Thursday, 9 March, 2000

Nato spokesman Jamie Shea has rejected allegations that a mole gave details of the alliance's bombing plans to Yugoslav authorities during last year's air campaign.
Mr Shea said there was "no proof, no evidence".
"It's speculative and that's all," he told the Today programme on BBC Radio 4.
He said top Nato officials knew nothing about an internal US military report into the alleged spying.
"The air campaign has been over now for the best part of a year, and surely if there really was damning evidence of a major compromise of Nato security, the people with the need to know in Nato would have heard about it by now," he said.
It was strange, Mr Shea suggested, that the US Air Force would have told a BBC journalist about the report, and not mentioned it to Nato in Brussels.
The Nato spokesman also said that if the Serbs had known the flight paths of alliance aircraft, more would have been shot down.
"If it were true that the Serbs had access to lots of juicy information about Nato's most secret operational planning and targetting, how is it that we were able to conduct, over 78 days, 38,000 sorties involving 1,200 aircraft, and not lose a single pilot and only have two aircraft shot down?
"Surely if they had had this information, they would have made better use of it."

Anti-aircraft fire

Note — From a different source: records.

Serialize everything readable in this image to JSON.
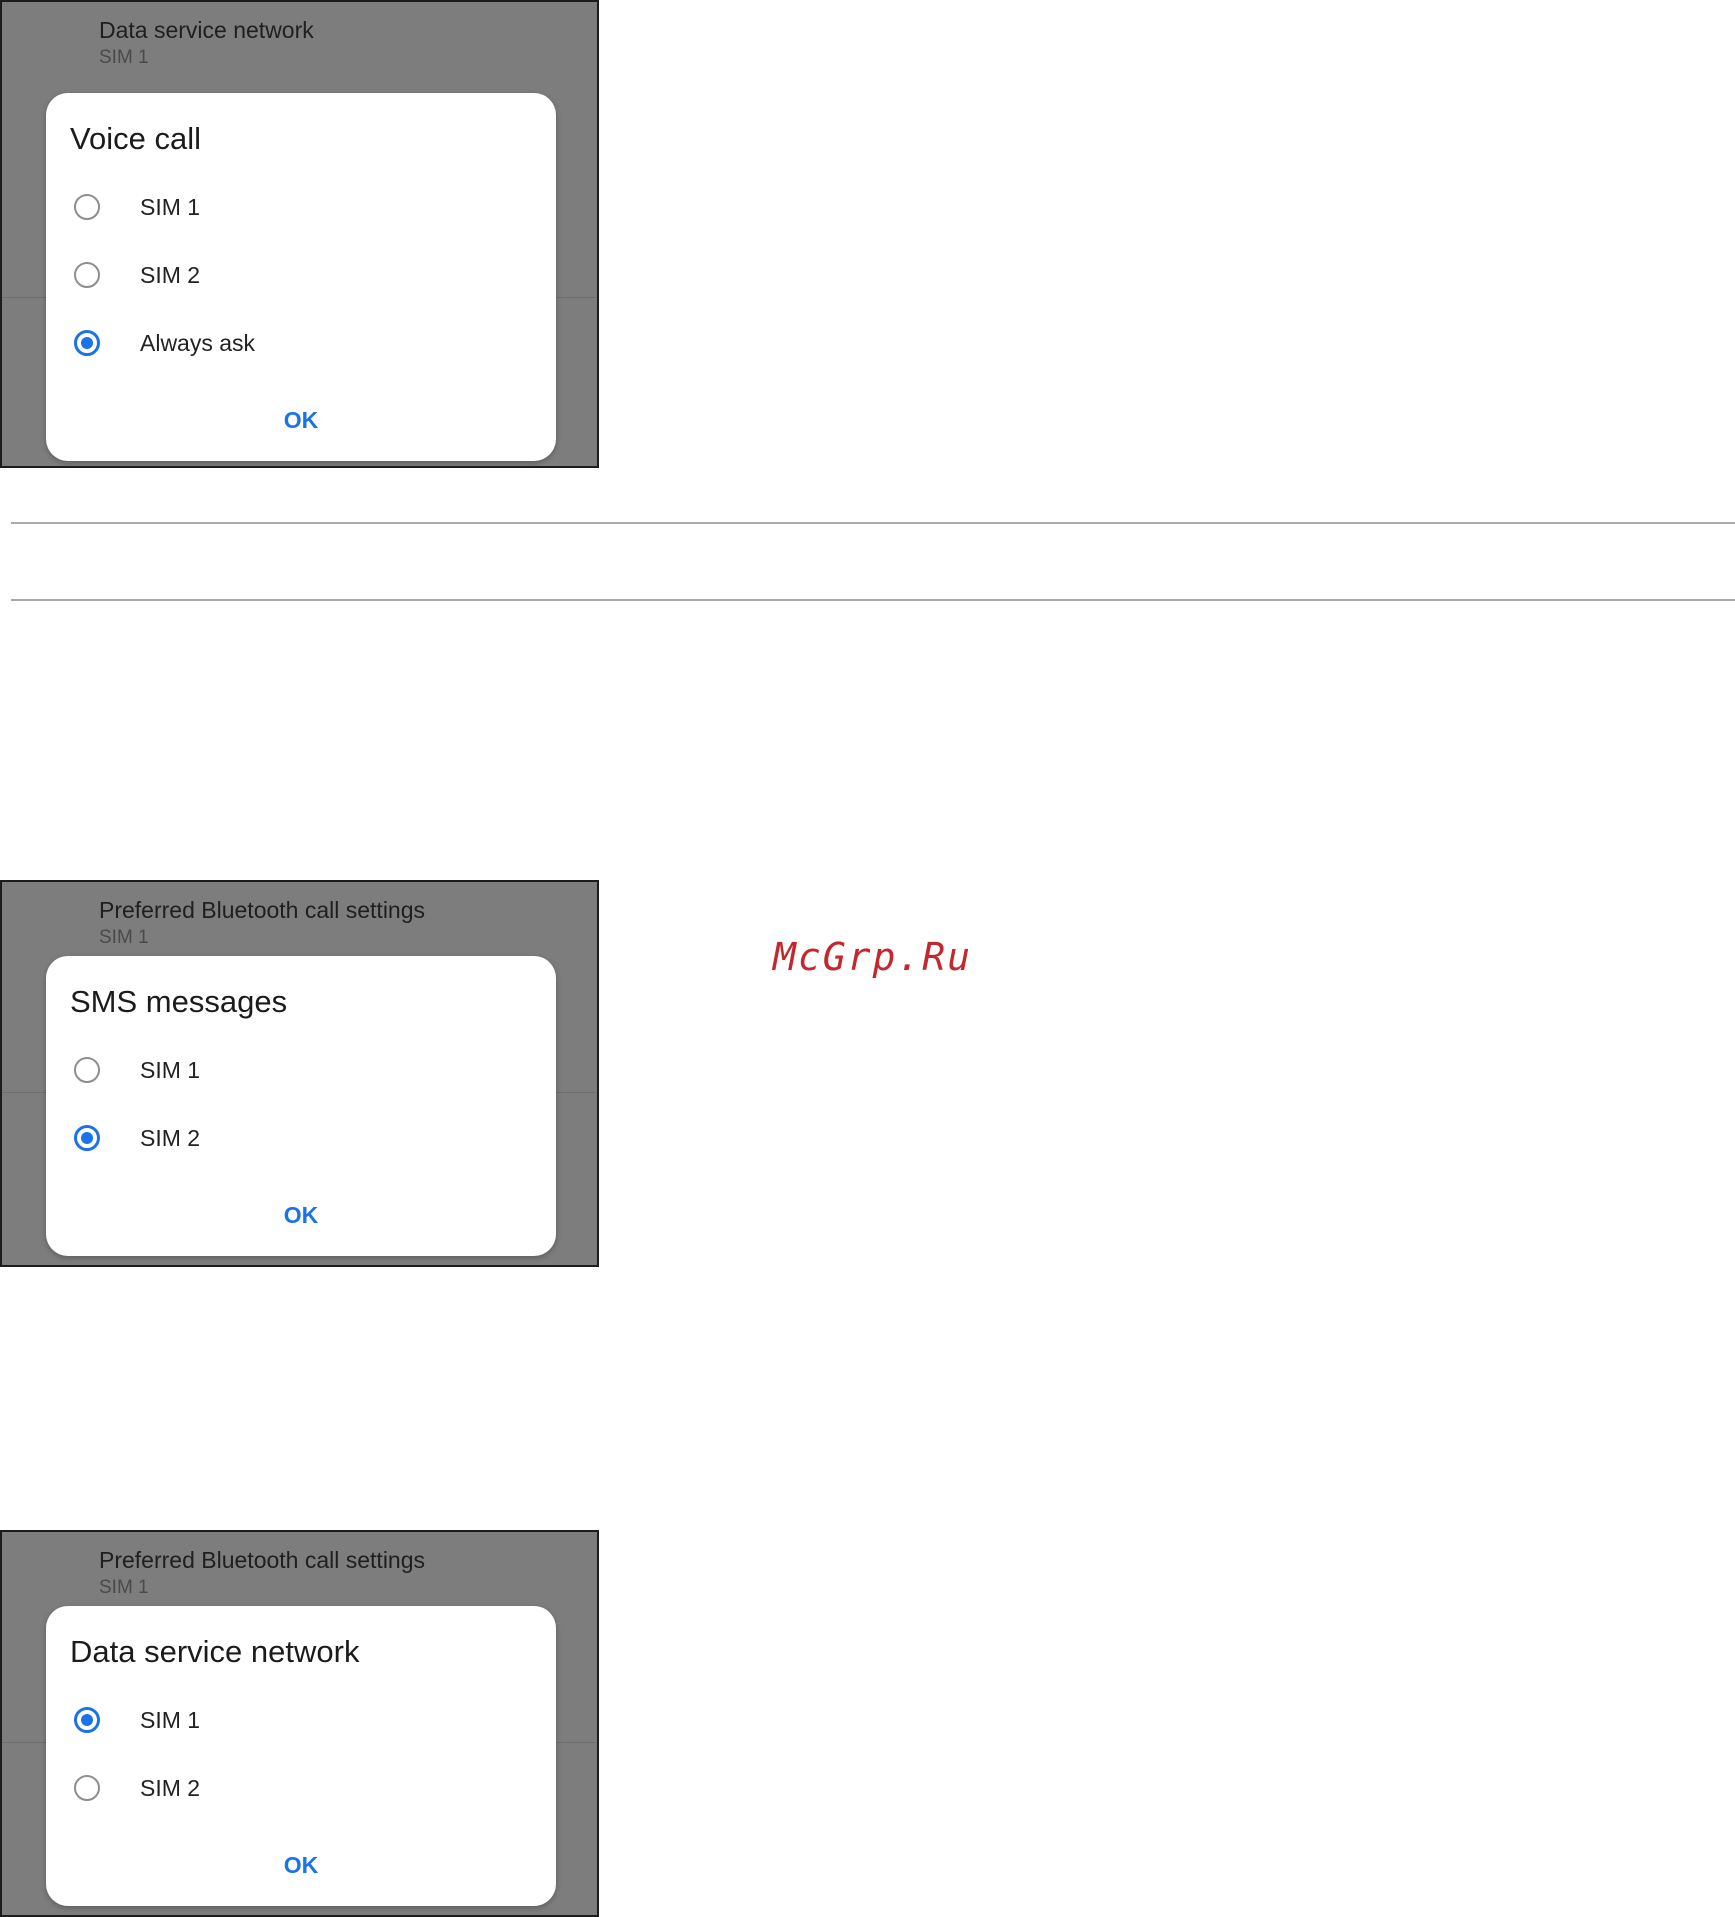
{
  "panels": [
    {
      "background_item": {
        "title": "Data service network",
        "subtitle": "SIM 1"
      },
      "dialog": {
        "title": "Voice call",
        "options": [
          {
            "label": "SIM 1",
            "checked": false
          },
          {
            "label": "SIM 2",
            "checked": false
          },
          {
            "label": "Always ask",
            "checked": true
          }
        ],
        "ok_label": "OK"
      }
    },
    {
      "background_item": {
        "title": "Preferred Bluetooth call settings",
        "subtitle": "SIM 1"
      },
      "dialog": {
        "title": "SMS messages",
        "options": [
          {
            "label": "SIM 1",
            "checked": false
          },
          {
            "label": "SIM 2",
            "checked": true
          }
        ],
        "ok_label": "OK"
      }
    },
    {
      "background_item": {
        "title": "Preferred Bluetooth call settings",
        "subtitle": "SIM 1"
      },
      "dialog": {
        "title": "Data service network",
        "options": [
          {
            "label": "SIM 1",
            "checked": true
          },
          {
            "label": "SIM 2",
            "checked": false
          }
        ],
        "ok_label": "OK"
      }
    }
  ],
  "watermark": "McGrp.Ru",
  "colors": {
    "accent": "#1a73e8",
    "scrim": "#7d7d7d",
    "watermark": "#c4282e"
  }
}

He denied that the poor record of the Serb anti-aircraft units could be put down only to the high altitude of the bombers, and the units' decision not to use the most sophisticated guns.

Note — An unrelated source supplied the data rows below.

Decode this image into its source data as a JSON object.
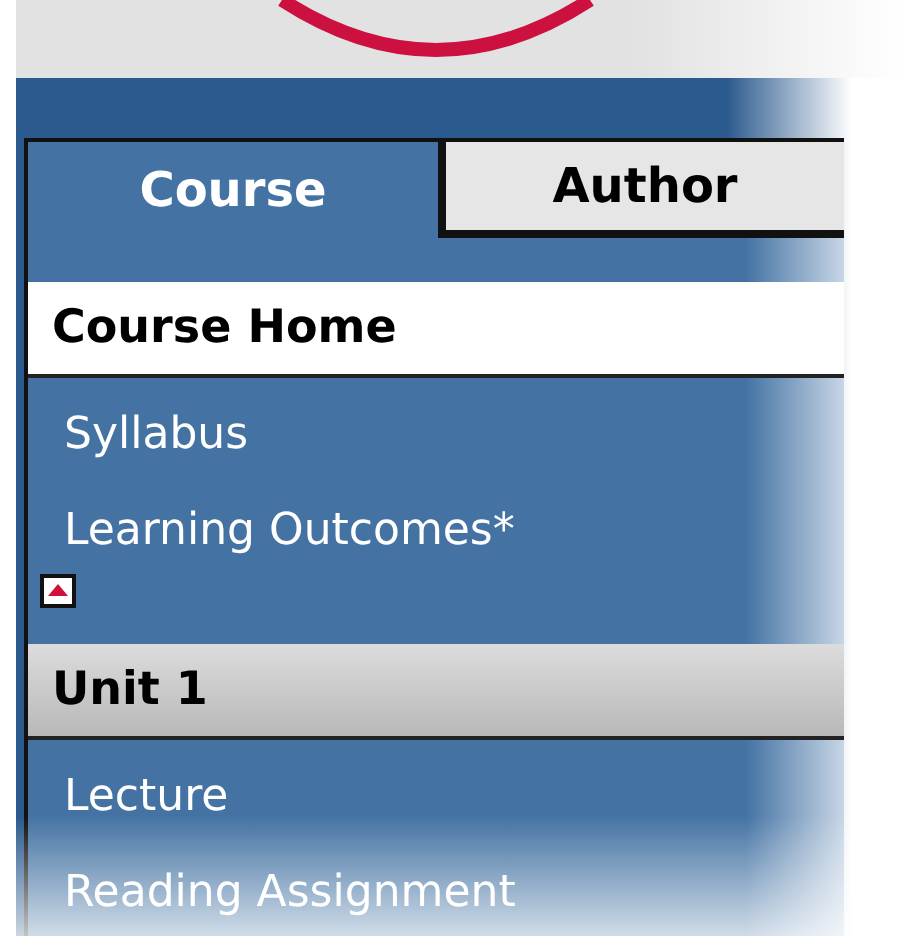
{
  "tabs": [
    {
      "label": "Course",
      "selected": true
    },
    {
      "label": "Author",
      "selected": false
    }
  ],
  "sections": [
    {
      "title": "Course Home",
      "selected": true,
      "items": [
        {
          "label": "Syllabus"
        },
        {
          "label": "Learning Outcomes*"
        }
      ],
      "collapse_control": true
    },
    {
      "title": "Unit 1",
      "selected": false,
      "items": [
        {
          "label": "Lecture"
        },
        {
          "label": "Reading Assignment"
        }
      ],
      "collapse_control": false
    }
  ]
}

"They were taking a great deal of anti-aircraft fire every evening. If we lost fewer planes it wasn't because the Serbs weren't firing ... but because our pilots were extremely professonal at taking evasive action.

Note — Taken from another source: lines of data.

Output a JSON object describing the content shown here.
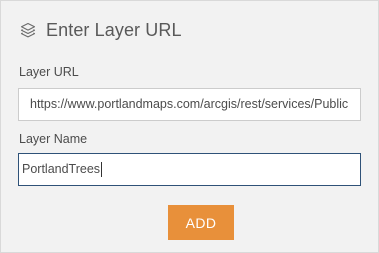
{
  "dialog": {
    "title": "Enter Layer URL",
    "title_icon": "layers-icon"
  },
  "fields": {
    "url": {
      "label": "Layer URL",
      "value": "https://www.portlandmaps.com/arcgis/rest/services/Public"
    },
    "name": {
      "label": "Layer Name",
      "value": "PortlandTrees"
    }
  },
  "actions": {
    "add_label": "ADD"
  },
  "colors": {
    "accent_button": "#e8903a",
    "focus_border": "#2f5278",
    "panel_background": "#f2f2f2"
  }
}
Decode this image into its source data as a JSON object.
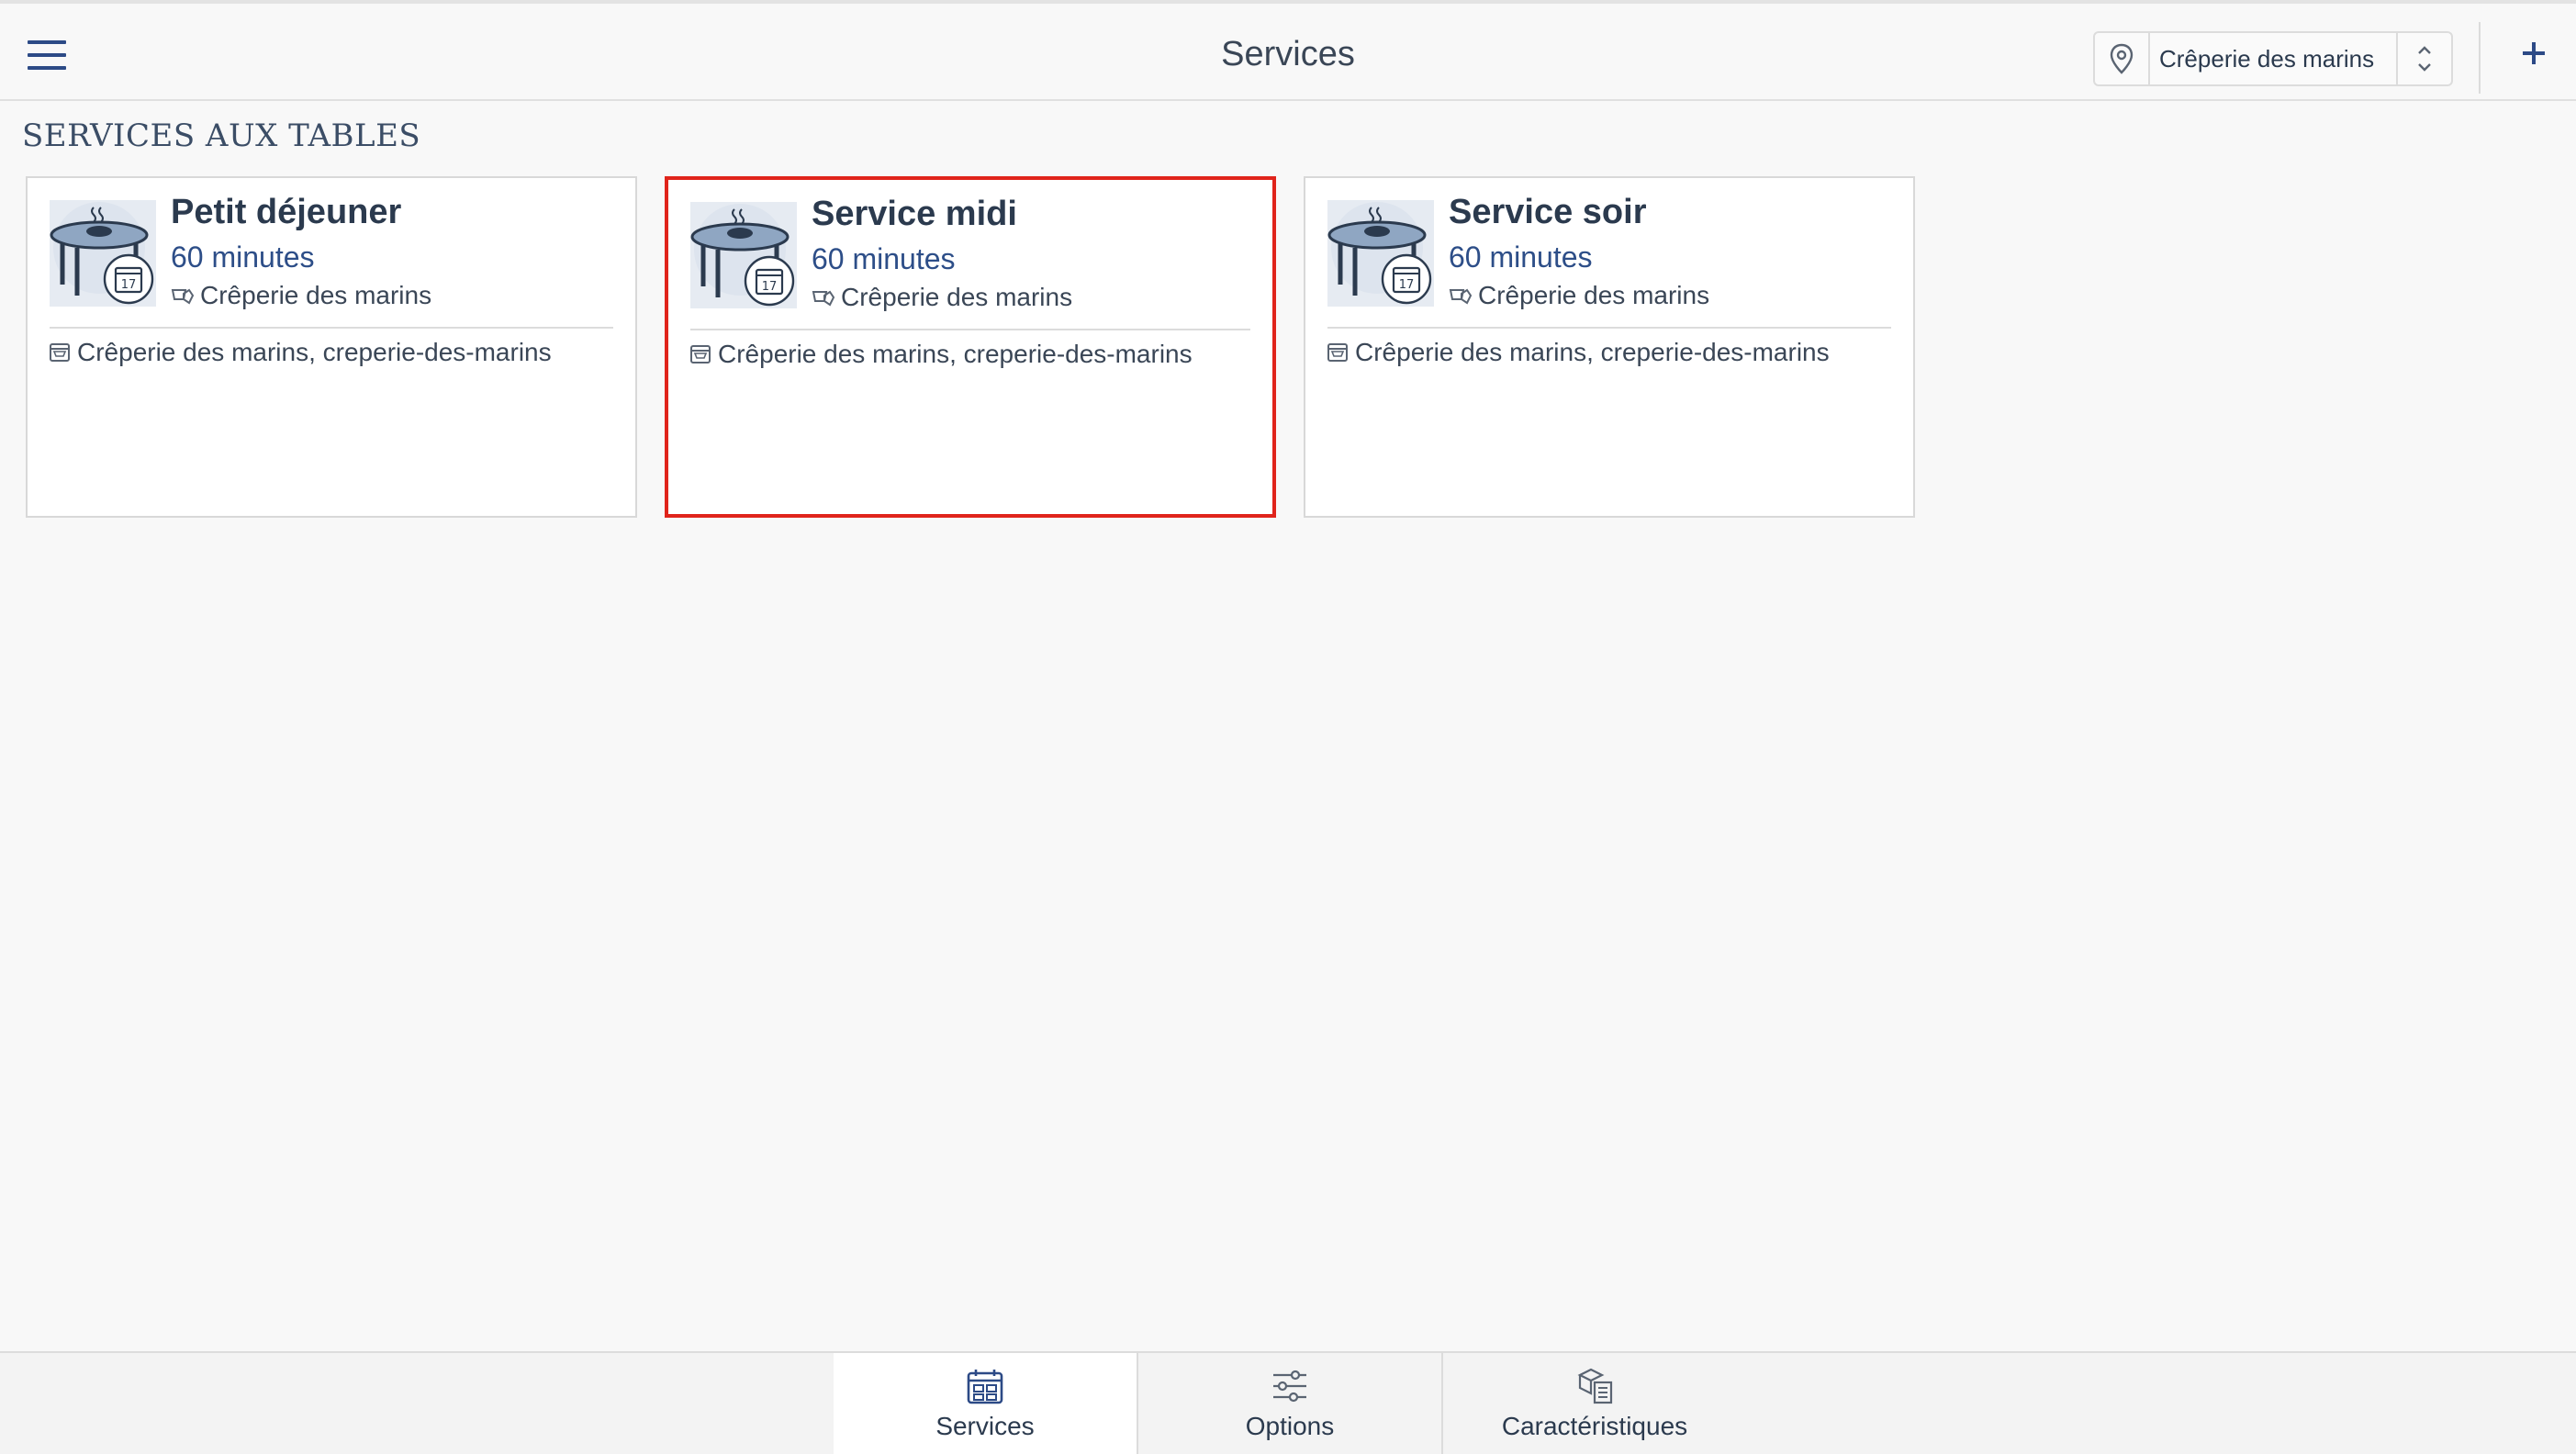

"Air defence is extremely effective at 15,000 feet, if it were true that the Serbs had all this information. I don't think they did have it, because otherwise I fail to believe that they wouldn't have put it to some use."
Mr Shea said the decision to restrict the distribution of air task orders from 600 to 100 people in the early days of the campaign was taken as part of "standard operating procedures", not because there was any suspicion of a leak.
He said the initial figure of 600 people with access to this information was not an "enormous number" given the size of the Nato alliance.
Nato had 19 members, he said, and diplomats and military officials from each country had to be kept informed.

Original article